As was mentioned in the discussion of the impact on the macroeconomy, the natural rate, which is consistent with potential growth rates, will decline if long-term growth rates decline together with a declining and aging population. There will be downward pressure on real interest rates as the natural rate declines. As a result, nominal interest rates consistent with their economic potential decrease, given that the inflation rates are constant. In a low interest rate environment, there is a greater risk that central banks will face the zero lower bound problem, as the starting point of monetary easing is to lower market interest rates below the neutral level of interest rates. We have invented various unconventional monetary policy measures to tackle this issue, such as negative interest rate policies, lowering of longer term interest rates, and depressing risk premiums by purchasing various assets based on experiences of past financial crises. Therefore, we now know we have the tools to stimulate the economy even when we face the zero lower bound problem. However, we need to carefully monitor and evaluate the effects of these unconventional measures on economic developments, prices, and financial conditions since the transmission mechanisms, benefits, and side-effects of these measures could be different from those of conventional monetary policy measures based on controlling short-term interest rates.
Following the experience of the Global Financial Crisis, in which central banks in many advanced economies faced the zero lower bound of short-term interest rates, some economists have proposed that central banks should set higher inflation targets and maintain higher nominal interest rates during normal economic periods in preparation for times of crisis. This suggestion has been discussed at various conferences, but no central bank has moved away from a global standard of the inflation target of 2 percent. It has been pointed out that one reason for this is the possibility that, since fluctuations in the inflation rate become more pronounced as inflation becomes higher, households and firms would find it difficult to make economic decisions.1,2,
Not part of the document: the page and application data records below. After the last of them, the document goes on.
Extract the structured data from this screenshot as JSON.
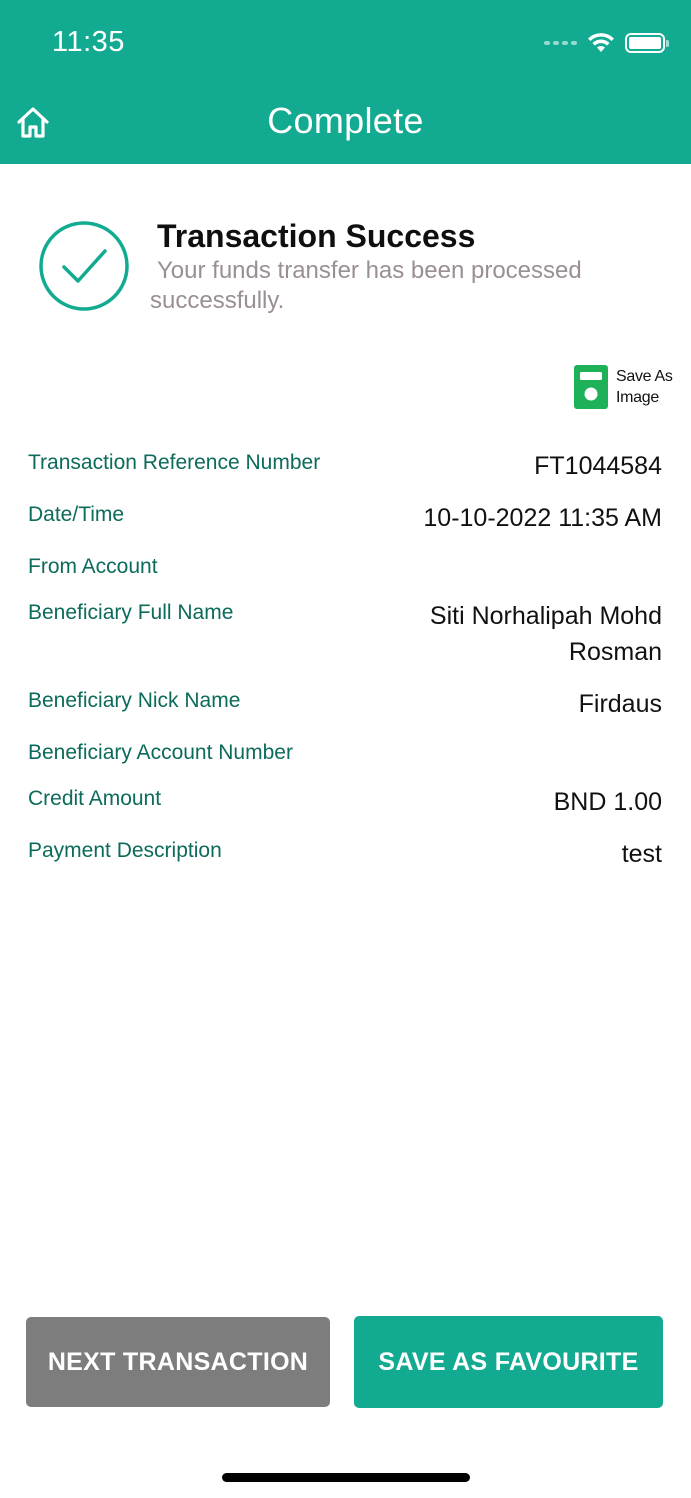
{
  "status_bar": {
    "time": "11:35"
  },
  "nav": {
    "title": "Complete",
    "home_icon": "home-icon"
  },
  "result": {
    "title": "Transaction Success",
    "message": "Your funds transfer has been processed successfully."
  },
  "save_image": {
    "label": "Save As\nImage",
    "icon": "sd-card-icon"
  },
  "details": [
    {
      "label": "Transaction Reference Number",
      "value": "FT1044584"
    },
    {
      "label": "Date/Time",
      "value": "10-10-2022 11:35 AM"
    },
    {
      "label": "From Account",
      "value": ""
    },
    {
      "label": "Beneficiary Full Name",
      "value": "Siti Norhalipah Mohd Rosman"
    },
    {
      "label": "Beneficiary Nick Name",
      "value": "Firdaus"
    },
    {
      "label": "Beneficiary Account Number",
      "value": ""
    },
    {
      "label": "Credit Amount",
      "value": "BND 1.00"
    },
    {
      "label": "Payment Description",
      "value": "test"
    }
  ],
  "buttons": {
    "next_transaction": "NEXT TRANSACTION",
    "save_favourite": "SAVE AS FAVOURITE"
  },
  "colors": {
    "brand": "#12ab91",
    "label_text": "#0c6b5a",
    "secondary_button": "#7d7d7d"
  }
}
In the face of an aging and declining population, a low interest rate environment may promote changes within financial systems and in the business models of financial institutions.3 As a low interest rate environment persists and credit demands become stagnant amid declining population, banks might accelerate their search-for-yield activities such as expanding their exposures to overseas assets and increasing loans and investments to firms with higher credit risks. If that were the case, the entire financial system could become less stable. From a longer-term perspective, there is a possibility that supply-side adjustments such as mergers and acquisitions might proceed.
On the other hand, demographic changes also promote innovation and positive changes within firms as they try to keep abreast of new trends. This creates new financial service needs, such as merger and acquisition activities and lending. A growing elderly population will lead to increasing business opportunities for life insurance companies, pension funds, and asset management firms, since elderly people need good financial management for their retirement. Policy makers need to manage prudential policy appropriately, taking into account the fact that the risk profiles of financial institutions could be dramatically transformed during times of demographic change.
As I have explained so far, there are various issues to be considered regarding demographic changes. Japan, the host of this year's G20 meetings, is facing the most aged society in the world. I consider it an important opportunity for us all, including Japan, to share and learn from each other's experiences and knowledge.
I would like to conclude my speech, with the hope that today's symposium will provide valuable input for subsequent meetings of the G20.
Thank you very much for your attention.